Element data from apps and pages:
────────

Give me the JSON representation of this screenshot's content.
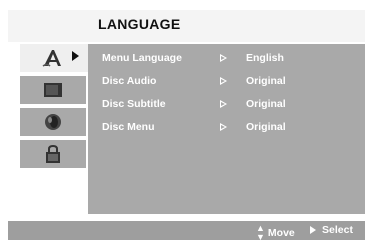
{
  "menu": {
    "title": "LANGUAGE"
  },
  "sidebar": {
    "tabs": [
      {
        "icon": "language-icon",
        "active": true
      },
      {
        "icon": "display-icon",
        "active": false
      },
      {
        "icon": "audio-icon",
        "active": false
      },
      {
        "icon": "lock-icon",
        "active": false
      }
    ]
  },
  "settings": [
    {
      "label": "Menu Language",
      "value": "English"
    },
    {
      "label": "Disc Audio",
      "value": "Original"
    },
    {
      "label": "Disc Subtitle",
      "value": "Original"
    },
    {
      "label": "Disc Menu",
      "value": "Original"
    }
  ],
  "footer": {
    "move_label": "Move",
    "select_label": "Select"
  },
  "colors": {
    "panel": "#a9a9a9",
    "active_tab": "#efefef",
    "text": "#ffffff"
  }
}
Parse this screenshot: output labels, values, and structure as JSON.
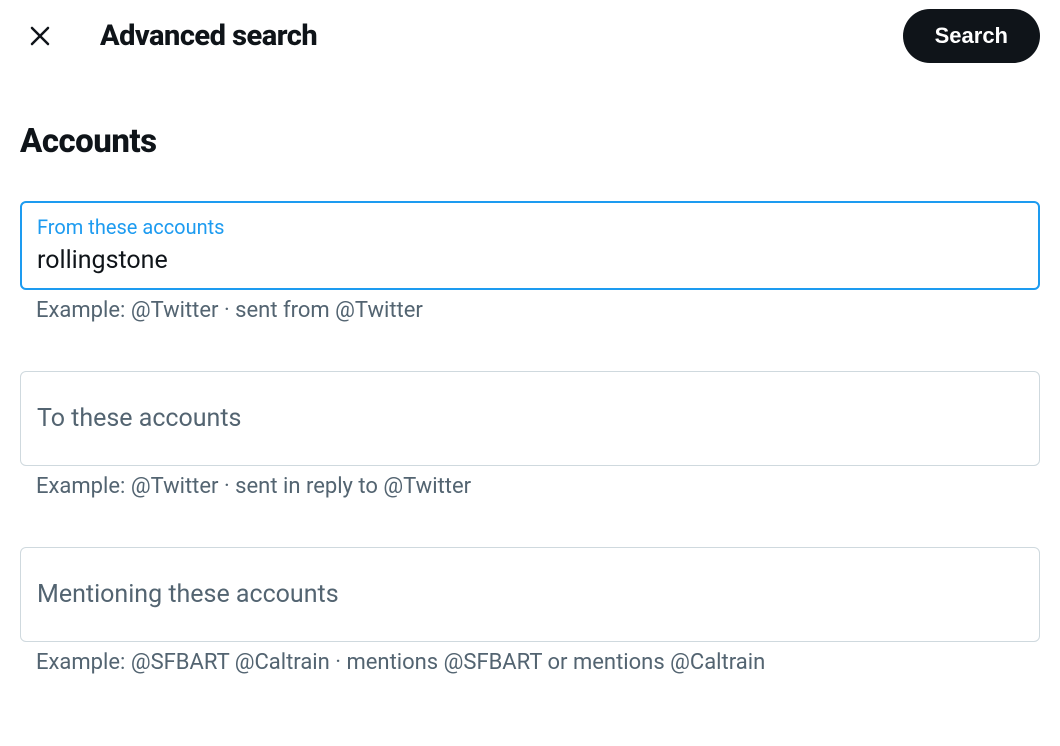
{
  "header": {
    "title": "Advanced search",
    "search_button": "Search"
  },
  "section": {
    "title": "Accounts"
  },
  "fields": {
    "from": {
      "label": "From these accounts",
      "value": "rollingstone",
      "example": "Example: @Twitter · sent from @Twitter"
    },
    "to": {
      "label": "To these accounts",
      "value": "",
      "example": "Example: @Twitter · sent in reply to @Twitter"
    },
    "mentioning": {
      "label": "Mentioning these accounts",
      "value": "",
      "example": "Example: @SFBART @Caltrain · mentions @SFBART or mentions @Caltrain"
    }
  }
}
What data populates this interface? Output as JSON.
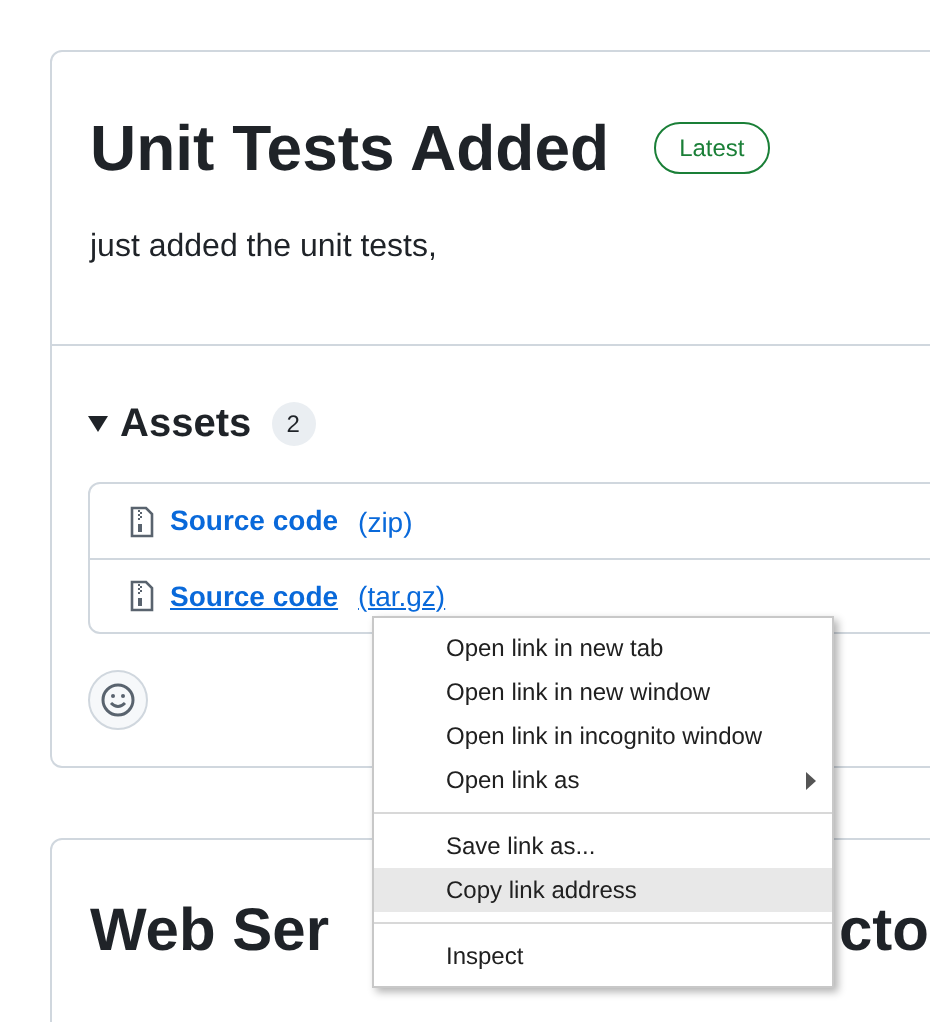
{
  "release": {
    "title": "Unit Tests Added",
    "badge": "Latest",
    "description": "just added the unit tests,",
    "assets": {
      "expanded": true,
      "label": "Assets",
      "count": "2",
      "items": [
        {
          "name": "Source code",
          "format": "(zip)",
          "hovered": false
        },
        {
          "name": "Source code",
          "format": "(tar.gz)",
          "hovered": true
        }
      ]
    }
  },
  "next_release": {
    "title_parts": [
      "Web Ser",
      "cto"
    ]
  },
  "context_menu": {
    "groups": [
      [
        {
          "label": "Open link in new tab",
          "submenu": false,
          "selected": false
        },
        {
          "label": "Open link in new window",
          "submenu": false,
          "selected": false
        },
        {
          "label": "Open link in incognito window",
          "submenu": false,
          "selected": false
        },
        {
          "label": "Open link as",
          "submenu": true,
          "selected": false
        }
      ],
      [
        {
          "label": "Save link as...",
          "submenu": false,
          "selected": false
        },
        {
          "label": "Copy link address",
          "submenu": false,
          "selected": true
        }
      ],
      [
        {
          "label": "Inspect",
          "submenu": false,
          "selected": false
        }
      ]
    ]
  }
}
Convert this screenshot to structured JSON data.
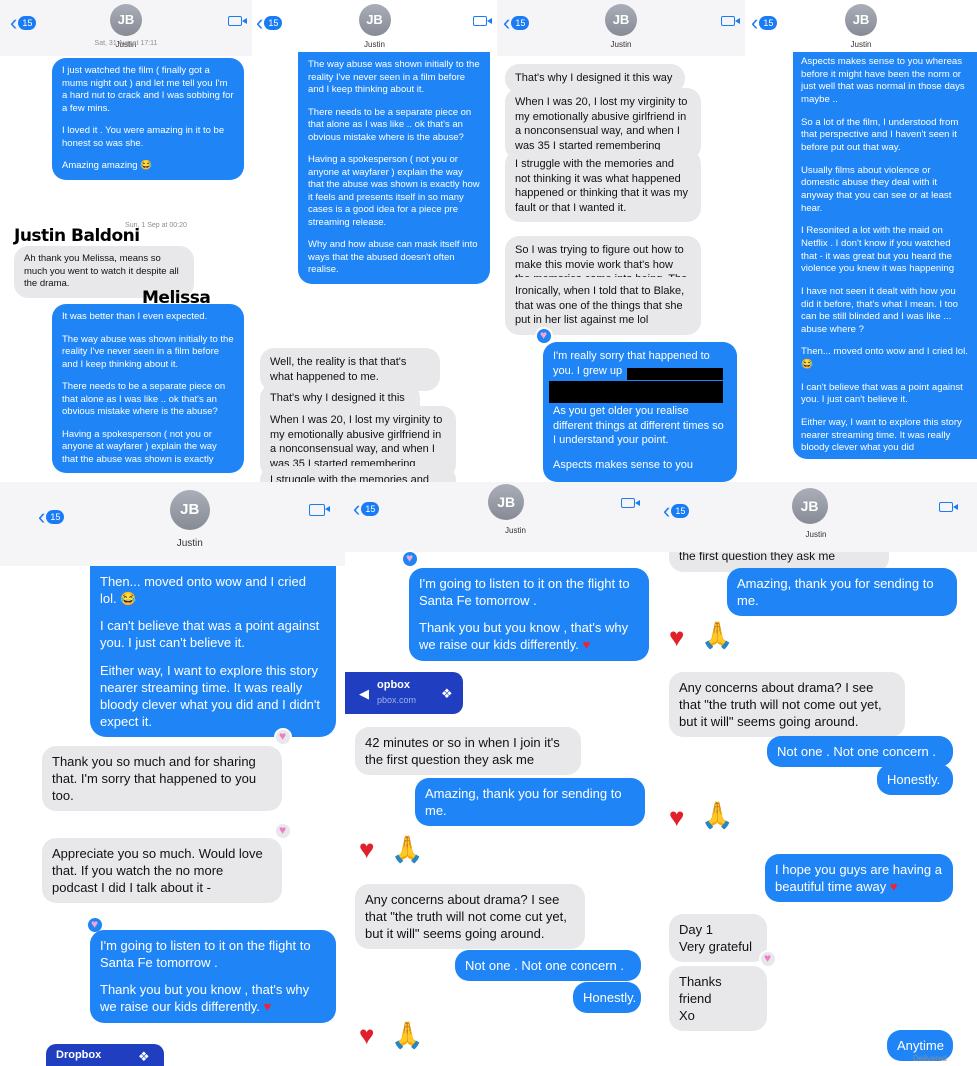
{
  "contact": {
    "initials": "JB",
    "name": "Justin",
    "badge": "15"
  },
  "icons": {
    "back": "chevron-left-icon",
    "video": "video-camera-icon",
    "heart": "red-heart-emoji",
    "pray": "folded-hands-emoji",
    "tapback": "heart-tapback-icon",
    "audio": "speaker-icon",
    "dropbox": "dropbox-icon"
  },
  "labels": {
    "justin": "Justin Baldoni",
    "melissa": "Melissa Nathan"
  },
  "colors": {
    "outgoing": "#1f85f7",
    "incoming": "#e8e8eb",
    "accent": "#1a7cf5",
    "dropbox": "#1f3ec0"
  },
  "p1": {
    "ts1": "Sat, 31 Aug at 17:11",
    "m1": [
      "I just watched the film ( finally got a mums night out ) and let me tell you I'm a hard nut to crack and I was sobbing for a few mins.",
      "I loved it . You were amazing in it to be honest so was she.",
      "Amazing amazing 😂"
    ],
    "ts2": "Sun, 1 Sep at 00:20",
    "m2": "Ah thank you Melissa, means so much you went to watch it despite all the drama.",
    "m3": [
      "It was better than I even expected.",
      "The way abuse was shown initially to the reality I've never seen in a film before and I keep thinking about it.",
      "There needs to be a separate piece on that alone as I was like .. ok that's an obvious mistake where is the abuse?",
      "Having a spokesperson ( not you or anyone at wayfarer ) explain the way that the abuse was shown is exactly"
    ]
  },
  "p2": {
    "m1": [
      "The way abuse was shown initially to the reality I've never seen in a film before and I keep thinking about it.",
      "There needs to be a separate piece on that alone as I was like .. ok that's an obvious mistake where is the abuse?",
      "Having a spokesperson ( not you or anyone at wayfarer ) explain the way that the abuse was shown is exactly how it feels and presents itself in so many cases is a good idea for a piece pre streaming release.",
      "Why and how abuse can mask itself into ways that the abused doesn't often realise."
    ],
    "m2": "Well, the reality is that that's what happened to me.",
    "m3": "That's why I designed it this way",
    "m4": "When I was 20, I lost my virginity to my emotionally abusive girlfriend in a nonconsensual way, and when I was 35 I started remembering",
    "m5": "I struggle with the memories and"
  },
  "p3": {
    "m1": "That's why I designed it this way",
    "m2": "When I was 20, I lost my virginity to my emotionally abusive girlfriend in a nonconsensual way, and when I was 35 I started remembering",
    "m3": "I struggle with the memories and not thinking it was what happened happened or thinking that it was my fault or that I wanted it.",
    "m4": "So I was trying to figure out how to make this movie work that's how the memories came into being. The book did not have any of that.",
    "m5": "Ironically, when I told that to Blake, that was one of the things that she put in her list against me lol",
    "m6a": "I'm really sorry that happened to you. I grew up",
    "m6b": "As you get older you realise different things at different times so I understand your point.",
    "m6c": "Aspects makes sense to you"
  },
  "p4": {
    "m1": [
      "Aspects makes sense to you whereas before it might have been the norm or just well that was normal in those days maybe ..",
      "So a lot of the film, I understood from that perspective and I haven't seen it before put out that way.",
      "Usually films about violence or domestic abuse they deal with it anyway that you can see or at least hear.",
      "I Resonited a lot with the maid on Netflix . I don't know if you watched that - it was great but you heard the violence you knew it was happening",
      "I have not seen it dealt with how you did it before, that's what I mean. I too can be still blinded and I was like ... abuse where ?",
      "Then... moved onto wow and I cried lol. 😂",
      "I can't believe that was a point against you. I just can't believe it.",
      "Either way, I want to explore this story nearer streaming time. It was really bloody clever what you did"
    ]
  },
  "p5": {
    "m1": [
      "Then... moved onto wow and I cried lol. 😂",
      "I can't believe that was a point against you. I just can't believe it.",
      "Either way, I want to explore this story nearer streaming time. It was really bloody clever what you did and I didn't expect it."
    ],
    "m2": "Thank you so much and for sharing that. I'm sorry that happened to you too.",
    "m3": "Appreciate you so much. Would love that. If you watch the no more podcast I did I talk about it -",
    "m4": [
      "I'm going to listen to it on the flight to Santa Fe tomorrow .",
      "Thank you but you know , that's why we raise our kids differently."
    ],
    "dropbox": "Dropbox"
  },
  "p6": {
    "m1": [
      "I'm going to listen to it on the flight to Santa Fe tomorrow .",
      "Thank you but you know , that's why we raise our kids differently."
    ],
    "dropbox_title": "opbox",
    "dropbox_url": "pbox.com",
    "m2": "42 minutes or so in when I join it's the first question they ask me",
    "m3": "Amazing, thank you for sending to me.",
    "m4": "Any concerns about drama? I see that \"the truth will not come cut yet, but it will\" seems  going around.",
    "m5": "Not one . Not one concern .",
    "m6": "Honestly."
  },
  "p7": {
    "m0": "the first question they ask me",
    "m1": "Amazing, thank you for sending to me.",
    "m2": "Any concerns about drama? I see that \"the truth will not come out yet, but it will\" seems  going around.",
    "m3": "Not one . Not one concern .",
    "m4": "Honestly.",
    "m5": "I hope you guys are having a beautiful time away",
    "m6": "Day 1\nVery grateful",
    "m7": "Thanks friend\nXo",
    "m8": "Anytime",
    "delivered": "Delivered"
  }
}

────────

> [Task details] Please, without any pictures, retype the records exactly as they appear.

> [Completed task]
Give me the JSON representation of this screenshot's content.
{
  "menu": {
    "title": "LANGUAGE"
  },
  "sidebar": {
    "tabs": [
      {
        "icon": "language-icon",
        "active": true
      },
      {
        "icon": "display-icon",
        "active": false
      },
      {
        "icon": "audio-icon",
        "active": false
      },
      {
        "icon": "lock-icon",
        "active": false
      }
    ]
  },
  "settings": [
    {
      "label": "Menu Language",
      "value": "English"
    },
    {
      "label": "Disc Audio",
      "value": "Original"
    },
    {
      "label": "Disc Subtitle",
      "value": "Original"
    },
    {
      "label": "Disc Menu",
      "value": "Original"
    }
  ],
  "footer": {
    "move_label": "Move",
    "select_label": "Select"
  },
  "colors": {
    "panel": "#a9a9a9",
    "active_tab": "#efefef",
    "text": "#ffffff"
  }
}
Parse this screenshot: output labels, values, and structure as JSON.
{
  "header": {
    "title": "Advanced search",
    "search_button": "Search"
  },
  "section": {
    "title": "Accounts"
  },
  "fields": {
    "from": {
      "label": "From these accounts",
      "value": "rollingstone",
      "example": "Example: @Twitter · sent from @Twitter"
    },
    "to": {
      "label": "To these accounts",
      "value": "",
      "example": "Example: @Twitter · sent in reply to @Twitter"
    },
    "mentioning": {
      "label": "Mentioning these accounts",
      "value": "",
      "example": "Example: @SFBART @Caltrain · mentions @SFBART or mentions @Caltrain"
    }
  }
}
What data populates this interface? Output as JSON.
{
  "release": {
    "title": "Unit Tests Added",
    "badge": "Latest",
    "description": "just added the unit tests,",
    "assets": {
      "expanded": true,
      "label": "Assets",
      "count": "2",
      "items": [
        {
          "name": "Source code",
          "format": "(zip)",
          "hovered": false
        },
        {
          "name": "Source code",
          "format": "(tar.gz)",
          "hovered": true
        }
      ]
    }
  },
  "next_release": {
    "title_parts": [
      "Web Ser",
      "cto"
    ]
  },
  "context_menu": {
    "groups": [
      [
        {
          "label": "Open link in new tab",
          "submenu": false,
          "selected": false
        },
        {
          "label": "Open link in new window",
          "submenu": false,
          "selected": false
        },
        {
          "label": "Open link in incognito window",
          "submenu": false,
          "selected": false
        },
        {
          "label": "Open link as",
          "submenu": true,
          "selected": false
        }
      ],
      [
        {
          "label": "Save link as...",
          "submenu": false,
          "selected": false
        },
        {
          "label": "Copy link address",
          "submenu": false,
          "selected": true
        }
      ],
      [
        {
          "label": "Inspect",
          "submenu": false,
          "selected": false
        }
      ]
    ]
  }
}
Convert this screenshot to structured JSON data.
{
  "contact": {
    "initials": "JB",
    "name": "Justin",
    "badge": "15"
  },
  "icons": {
    "back": "chevron-left-icon",
    "video": "video-camera-icon",
    "heart": "red-heart-emoji",
    "pray": "folded-hands-emoji",
    "tapback": "heart-tapback-icon",
    "audio": "speaker-icon",
    "dropbox": "dropbox-icon"
  },
  "labels": {
    "justin": "Justin Baldoni",
    "melissa": "Melissa Nathan"
  },
  "colors": {
    "outgoing": "#1f85f7",
    "incoming": "#e8e8eb",
    "accent": "#1a7cf5",
    "dropbox": "#1f3ec0"
  },
  "p1": {
    "ts1": "Sat, 31 Aug at 17:11",
    "m1": [
      "I just watched the film ( finally got a mums night out ) and let me tell you I'm a hard nut to crack and I was sobbing for a few mins.",
      "I loved it . You were amazing in it to be honest so was she.",
      "Amazing amazing 😂"
    ],
    "ts2": "Sun, 1 Sep at 00:20",
    "m2": "Ah thank you Melissa, means so much you went to watch it despite all the drama.",
    "m3": [
      "It was better than I even expected.",
      "The way abuse was shown initially to the reality I've never seen in a film before and I keep thinking about it.",
      "There needs to be a separate piece on that alone as I was like .. ok that's an obvious mistake where is the abuse?",
      "Having a spokesperson ( not you or anyone at wayfarer ) explain the way that the abuse was shown is exactly"
    ]
  },
  "p2": {
    "m1": [
      "The way abuse was shown initially to the reality I've never seen in a film before and I keep thinking about it.",
      "There needs to be a separate piece on that alone as I was like .. ok that's an obvious mistake where is the abuse?",
      "Having a spokesperson ( not you or anyone at wayfarer ) explain the way that the abuse was shown is exactly how it feels and presents itself in so many cases is a good idea for a piece pre streaming release.",
      "Why and how abuse can mask itself into ways that the abused doesn't often realise."
    ],
    "m2": "Well, the reality is that that's what happened to me.",
    "m3": "That's why I designed it this way",
    "m4": "When I was 20, I lost my virginity to my emotionally abusive girlfriend in a nonconsensual way, and when I was 35 I started remembering",
    "m5": "I struggle with the memories and"
  },
  "p3": {
    "m1": "That's why I designed it this way",
    "m2": "When I was 20, I lost my virginity to my emotionally abusive girlfriend in a nonconsensual way, and when I was 35 I started remembering",
    "m3": "I struggle with the memories and not thinking it was what happened happened or thinking that it was my fault or that I wanted it.",
    "m4": "So I was trying to figure out how to make this movie work that's how the memories came into being. The book did not have any of that.",
    "m5": "Ironically, when I told that to Blake, that was one of the things that she put in her list against me lol",
    "m6a": "I'm really sorry that happened to you. I grew up",
    "m6b": "As you get older you realise different things at different times so I understand your point.",
    "m6c": "Aspects makes sense to you"
  },
  "p4": {
    "m1": [
      "Aspects makes sense to you whereas before it might have been the norm or just well that was normal in those days maybe ..",
      "So a lot of the film, I understood from that perspective and I haven't seen it before put out that way.",
      "Usually films about violence or domestic abuse they deal with it anyway that you can see or at least hear.",
      "I Resonited a lot with the maid on Netflix . I don't know if you watched that - it was great but you heard the violence you knew it was happening",
      "I have not seen it dealt with how you did it before, that's what I mean. I too can be still blinded and I was like ... abuse where ?",
      "Then... moved onto wow and I cried lol. 😂",
      "I can't believe that was a point against you. I just can't believe it.",
      "Either way, I want to explore this story nearer streaming time. It was really bloody clever what you did"
    ]
  },
  "p5": {
    "m1": [
      "Then... moved onto wow and I cried lol. 😂",
      "I can't believe that was a point against you. I just can't believe it.",
      "Either way, I want to explore this story nearer streaming time. It was really bloody clever what you did and I didn't expect it."
    ],
    "m2": "Thank you so much and for sharing that. I'm sorry that happened to you too.",
    "m3": "Appreciate you so much. Would love that. If you watch the no more podcast I did I talk about it -",
    "m4": [
      "I'm going to listen to it on the flight to Santa Fe tomorrow .",
      "Thank you but you know , that's why we raise our kids differently."
    ],
    "dropbox": "Dropbox"
  },
  "p6": {
    "m1": [
      "I'm going to listen to it on the flight to Santa Fe tomorrow .",
      "Thank you but you know , that's why we raise our kids differently."
    ],
    "dropbox_title": "opbox",
    "dropbox_url": "pbox.com",
    "m2": "42 minutes or so in when I join it's the first question they ask me",
    "m3": "Amazing, thank you for sending to me.",
    "m4": "Any concerns about drama? I see that \"the truth will not come cut yet, but it will\" seems  going around.",
    "m5": "Not one . Not one concern .",
    "m6": "Honestly."
  },
  "p7": {
    "m0": "the first question they ask me",
    "m1": "Amazing, thank you for sending to me.",
    "m2": "Any concerns about drama? I see that \"the truth will not come out yet, but it will\" seems  going around.",
    "m3": "Not one . Not one concern .",
    "m4": "Honestly.",
    "m5": "I hope you guys are having a beautiful time away",
    "m6": "Day 1\nVery grateful",
    "m7": "Thanks friend\nXo",
    "m8": "Anytime",
    "delivered": "Delivered"
  }
}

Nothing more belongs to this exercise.